Why Watch?


  • The classic Salma Hayek role
  • Director Julie Taymor’s fabulous command of imagery
  • Imagine Madonna in the lead – it nearly happened
  • The under-rated Molina – another great performance


© Steve Morrissey 2014



Frida – at Amazon





House on Haunted Hill

Geoffrey Rush in House on Haunted Hill

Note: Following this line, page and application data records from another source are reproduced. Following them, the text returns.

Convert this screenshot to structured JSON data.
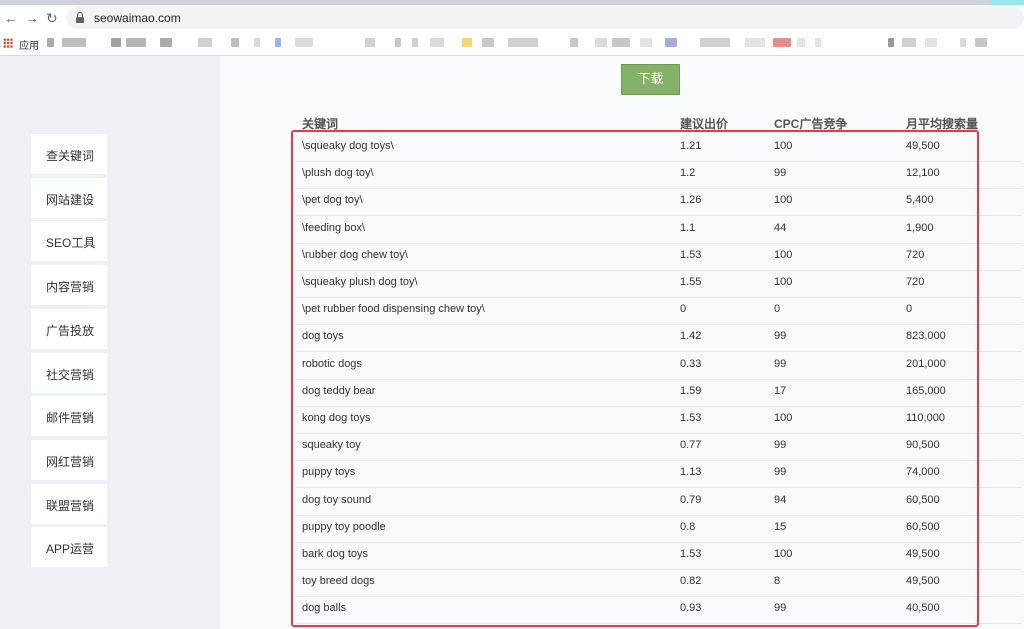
{
  "browser": {
    "url": "seowaimao.com",
    "bookmarks_label": "应用",
    "nav": {
      "back": "←",
      "forward": "→",
      "reload": "↻"
    }
  },
  "sidebar": {
    "items": [
      {
        "label": "查关键词"
      },
      {
        "label": "网站建设"
      },
      {
        "label": "SEO工具"
      },
      {
        "label": "内容营销"
      },
      {
        "label": "广告投放"
      },
      {
        "label": "社交营销"
      },
      {
        "label": "邮件营销"
      },
      {
        "label": "网红营销"
      },
      {
        "label": "联盟营销"
      },
      {
        "label": "APP运营"
      }
    ]
  },
  "toolbar": {
    "download_label": "下载"
  },
  "table": {
    "headers": [
      "关键词",
      "建议出价",
      "CPC广告竞争",
      "月平均搜索量"
    ],
    "rows": [
      [
        "\\squeaky dog toys\\",
        "1.21",
        "100",
        "49,500"
      ],
      [
        "\\plush dog toy\\",
        "1.2",
        "99",
        "12,100"
      ],
      [
        "\\pet dog toy\\",
        "1.26",
        "100",
        "5,400"
      ],
      [
        "\\feeding box\\",
        "1.1",
        "44",
        "1,900"
      ],
      [
        "\\rubber dog chew toy\\",
        "1.53",
        "100",
        "720"
      ],
      [
        "\\squeaky plush dog toy\\",
        "1.55",
        "100",
        "720"
      ],
      [
        "\\pet rubber food dispensing chew toy\\",
        "0",
        "0",
        "0"
      ],
      [
        "dog toys",
        "1.42",
        "99",
        "823,000"
      ],
      [
        "robotic dogs",
        "0.33",
        "99",
        "201,000"
      ],
      [
        "dog teddy bear",
        "1.59",
        "17",
        "165,000"
      ],
      [
        "kong dog toys",
        "1.53",
        "100",
        "110,000"
      ],
      [
        "squeaky toy",
        "0.77",
        "99",
        "90,500"
      ],
      [
        "puppy toys",
        "1.13",
        "99",
        "74,000"
      ],
      [
        "dog toy sound",
        "0.79",
        "94",
        "60,500"
      ],
      [
        "puppy toy poodle",
        "0.8",
        "15",
        "60,500"
      ],
      [
        "bark dog toys",
        "1.53",
        "100",
        "49,500"
      ],
      [
        "toy breed dogs",
        "0.82",
        "8",
        "49,500"
      ],
      [
        "dog balls",
        "0.93",
        "99",
        "40,500"
      ]
    ]
  },
  "colors": {
    "highlight": "#e53a4b",
    "download_button": "#85b067"
  }
}
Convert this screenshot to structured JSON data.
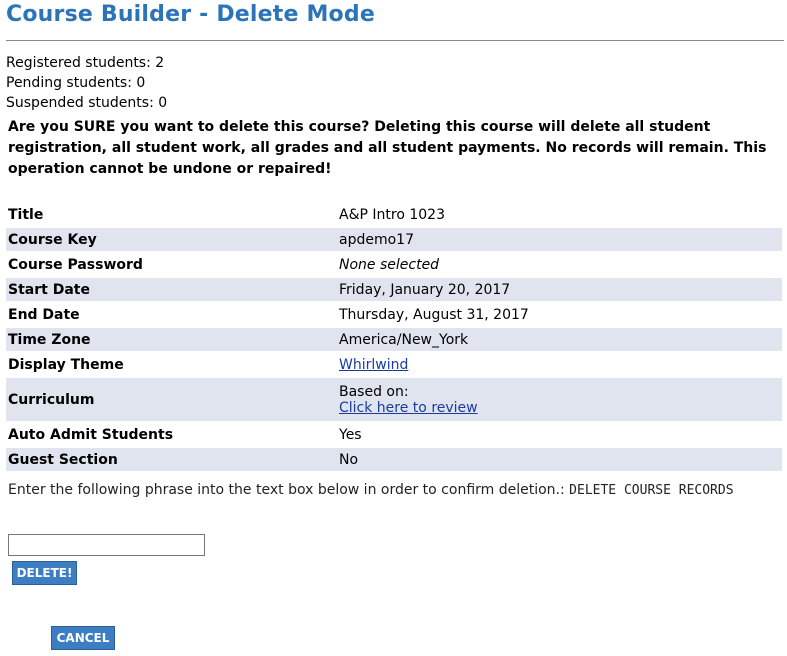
{
  "page_title": "Course Builder - Delete Mode",
  "counts": {
    "registered": "Registered students: 2",
    "pending": "Pending students: 0",
    "suspended": "Suspended students: 0"
  },
  "warning": "Are you SURE you want to delete this course? Deleting this course will delete all student registration, all student work, all grades and all student payments. No records will remain. This operation cannot be undone or repaired!",
  "details": {
    "title": {
      "label": "Title",
      "value": "A&P Intro 1023"
    },
    "course_key": {
      "label": "Course Key",
      "value": "apdemo17"
    },
    "course_password": {
      "label": "Course Password",
      "value": "None selected"
    },
    "start_date": {
      "label": "Start Date",
      "value": "Friday, January 20, 2017"
    },
    "end_date": {
      "label": "End Date",
      "value": "Thursday, August 31, 2017"
    },
    "time_zone": {
      "label": "Time Zone",
      "value": "America/New_York"
    },
    "display_theme": {
      "label": "Display Theme",
      "value": "Whirlwind"
    },
    "curriculum": {
      "label": "Curriculum",
      "based_on": "Based on:",
      "link": "Click here to review"
    },
    "auto_admit": {
      "label": "Auto Admit Students",
      "value": "Yes"
    },
    "guest_section": {
      "label": "Guest Section",
      "value": "No"
    }
  },
  "confirm": {
    "instruction": "Enter the following phrase into the text box below in order to confirm deletion.:",
    "phrase": "DELETE COURSE RECORDS",
    "input_value": ""
  },
  "buttons": {
    "delete": "DELETE!",
    "cancel": "CANCEL"
  },
  "colors": {
    "title": "#2b74b8",
    "row_shade": "#dfe4ee",
    "button": "#3d7ec3",
    "link": "#1a3c9e"
  }
}
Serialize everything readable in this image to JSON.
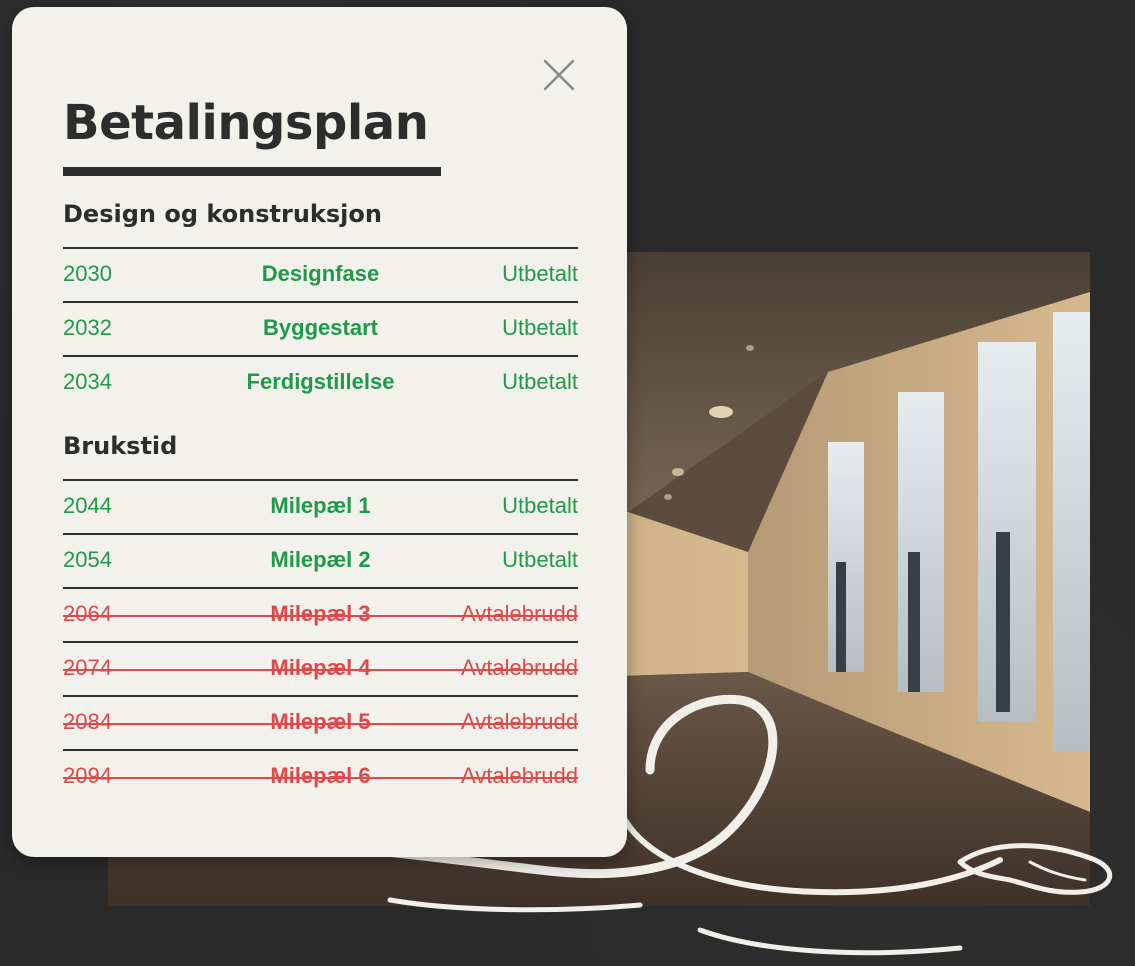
{
  "dialog": {
    "title": "Betalingsplan",
    "close_icon": "close-icon"
  },
  "sections": [
    {
      "title": "Design og konstruksjon",
      "rows": [
        {
          "year": "2030",
          "phase": "Designfase",
          "status": "Utbetalt",
          "state": "paid"
        },
        {
          "year": "2032",
          "phase": "Byggestart",
          "status": "Utbetalt",
          "state": "paid"
        },
        {
          "year": "2034",
          "phase": "Ferdigstillelse",
          "status": "Utbetalt",
          "state": "paid"
        }
      ]
    },
    {
      "title": "Brukstid",
      "rows": [
        {
          "year": "2044",
          "phase": "Milepæl 1",
          "status": "Utbetalt",
          "state": "paid"
        },
        {
          "year": "2054",
          "phase": "Milepæl 2",
          "status": "Utbetalt",
          "state": "paid"
        },
        {
          "year": "2064",
          "phase": "Milepæl 3",
          "status": "Avtalebrudd",
          "state": "breach"
        },
        {
          "year": "2074",
          "phase": "Milepæl 4",
          "status": "Avtalebrudd",
          "state": "breach"
        },
        {
          "year": "2084",
          "phase": "Milepæl 5",
          "status": "Avtalebrudd",
          "state": "breach"
        },
        {
          "year": "2094",
          "phase": "Milepæl 6",
          "status": "Avtalebrudd",
          "state": "breach"
        }
      ]
    }
  ],
  "colors": {
    "paid": "#1e9a4a",
    "breach": "#e0484a",
    "card_bg": "#f3f1ec",
    "text": "#2d2d2d"
  }
}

When you buy a Bentley – as you do – you’re not looking for a holographic dashboard, an in-car virtual chauffeur, or an ejector seat. You want walnut and leather everywhere. The same is true of some horror movies. House on Haunted Hill was originally directed in 1958 by William Castle, the man who fitted cinemas seats with buzzers, had skeletons drop from the ceiling. Castle was – in the best sense of the word, a horrible man. In 1958 wonderful Vincent Price was the star. In 1999 for this remake it’s the magnificent Geoffrey Rush – as a crazy millionaire called Price – complete with pencil moustache, cravat and lop-sided leer. The plot is familiar too. Some variously disposable young people attempt to stay all night in the spooky mansion, hoping to win $1 million if they do. They nearly all die. It’s a sleek, swishing and curiously well made film and apart from Rush’s character name being a nod to the original star there’s no irony, no Scream-style self-reference and, let’s be honest, no scares. But then House on Haunted Hill isn’t really a horror film – it’s a bespoke hand-tooled homage.

© Steve Morrissey 2013


House on Haunted Hill – at Amazon